- How long did it take to embroider all of the material for the shoes? (from designing to printing etc)
The designing element took us a few hours combined. We combined different design ideas and mockups until the perfect balance was created. We then went onto digitising the design which took us around 4 hours. Each design takes different amounts of time depending on size and complexity. As we had a really clear idea of how we wanted the stitches to look, this was a fairly speedy process. The next stage of the process was to sample the designs and experiment with different colours and stitch types. This took us the best part of a day.
- What are the most challenging parts of your process?
As our design for the shoes was rather complex with lots of detail, we wanted to ensure that the stitches we chose for the design would compliment the design rather than over complicate. We ensured we had a solid colour palette and cohesive designs between the shoes to make sure they worked as a whole and had interesting intricate elements without being overpowering.
- What was your reason for wanting to collaborate with us / what excited you about creating shoes with us?
As embroiderers we are so lucky to work with amazing creators and in a huge range of fields from artists, to costume makers, to fashion and interior designers. We thought it would be really cool to see embroidery come to life on a fully embroidered pair of shoes. We spend lots of our time working on new embroideries, experimenting with stitch techniques and exploring new ways to interpret designs into stitches- so to see the embroidery come to life on a stylized product.
As well as this we love the exposure of craft and collaborating with a shoemaking school is the great way to do this combining creative skills in different areas. As a company our ethos is Timeless Luxury & Skilled Craftsmanship which we feel also reflects the work at ICMS making it the perfect collaboration.
learn shoemaking for yourself

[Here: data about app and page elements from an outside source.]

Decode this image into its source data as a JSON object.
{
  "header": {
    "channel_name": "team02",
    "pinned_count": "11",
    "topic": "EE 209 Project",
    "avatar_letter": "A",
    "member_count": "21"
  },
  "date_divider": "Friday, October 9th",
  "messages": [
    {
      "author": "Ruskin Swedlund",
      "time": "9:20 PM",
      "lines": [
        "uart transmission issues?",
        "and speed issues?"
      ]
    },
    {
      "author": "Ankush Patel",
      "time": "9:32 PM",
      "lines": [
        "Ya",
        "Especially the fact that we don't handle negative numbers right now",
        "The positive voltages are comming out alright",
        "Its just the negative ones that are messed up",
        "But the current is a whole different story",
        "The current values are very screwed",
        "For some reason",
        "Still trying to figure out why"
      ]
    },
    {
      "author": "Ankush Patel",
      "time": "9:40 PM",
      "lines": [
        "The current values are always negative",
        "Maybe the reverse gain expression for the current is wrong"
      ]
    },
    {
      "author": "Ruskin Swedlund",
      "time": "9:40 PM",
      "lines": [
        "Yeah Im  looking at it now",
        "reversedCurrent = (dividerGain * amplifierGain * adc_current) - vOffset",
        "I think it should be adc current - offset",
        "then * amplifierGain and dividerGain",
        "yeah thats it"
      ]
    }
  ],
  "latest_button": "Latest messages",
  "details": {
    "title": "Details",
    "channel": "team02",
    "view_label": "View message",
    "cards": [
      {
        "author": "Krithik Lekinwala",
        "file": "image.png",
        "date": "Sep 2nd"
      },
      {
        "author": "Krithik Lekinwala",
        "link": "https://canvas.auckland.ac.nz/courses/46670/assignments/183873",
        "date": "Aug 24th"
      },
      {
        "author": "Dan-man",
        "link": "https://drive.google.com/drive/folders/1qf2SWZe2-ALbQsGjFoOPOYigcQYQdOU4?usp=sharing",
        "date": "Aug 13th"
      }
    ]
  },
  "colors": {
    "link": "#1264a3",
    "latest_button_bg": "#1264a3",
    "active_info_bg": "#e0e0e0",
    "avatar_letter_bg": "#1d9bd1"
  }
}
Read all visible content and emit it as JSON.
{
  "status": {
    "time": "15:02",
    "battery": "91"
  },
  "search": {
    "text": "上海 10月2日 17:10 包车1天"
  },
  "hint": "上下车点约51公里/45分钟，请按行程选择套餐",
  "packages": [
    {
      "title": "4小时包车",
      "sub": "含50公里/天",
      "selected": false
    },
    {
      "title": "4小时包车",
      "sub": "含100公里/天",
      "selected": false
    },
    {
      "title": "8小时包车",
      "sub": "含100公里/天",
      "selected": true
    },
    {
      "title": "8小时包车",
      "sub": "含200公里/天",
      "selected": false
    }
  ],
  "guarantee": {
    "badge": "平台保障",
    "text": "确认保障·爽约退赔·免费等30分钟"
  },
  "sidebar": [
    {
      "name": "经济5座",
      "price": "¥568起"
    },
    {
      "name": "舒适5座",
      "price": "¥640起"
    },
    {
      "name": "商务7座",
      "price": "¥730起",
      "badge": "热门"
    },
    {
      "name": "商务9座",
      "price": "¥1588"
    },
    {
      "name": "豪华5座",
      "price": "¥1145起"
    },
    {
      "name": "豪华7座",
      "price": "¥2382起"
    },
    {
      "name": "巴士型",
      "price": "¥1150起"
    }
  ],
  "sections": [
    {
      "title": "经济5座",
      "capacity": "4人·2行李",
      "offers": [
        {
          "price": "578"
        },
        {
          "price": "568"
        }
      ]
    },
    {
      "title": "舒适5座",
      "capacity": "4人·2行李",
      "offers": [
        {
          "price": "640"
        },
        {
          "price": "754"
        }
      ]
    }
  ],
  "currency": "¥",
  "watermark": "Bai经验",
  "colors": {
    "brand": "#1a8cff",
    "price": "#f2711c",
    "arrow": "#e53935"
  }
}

I created a free 40-minute online course called 'Introduction to Shoemaking' to show how easy home shoemaking can be and to give you a little taste of what I Can Make Shoes is all about. SIGN UP HERE for instant access.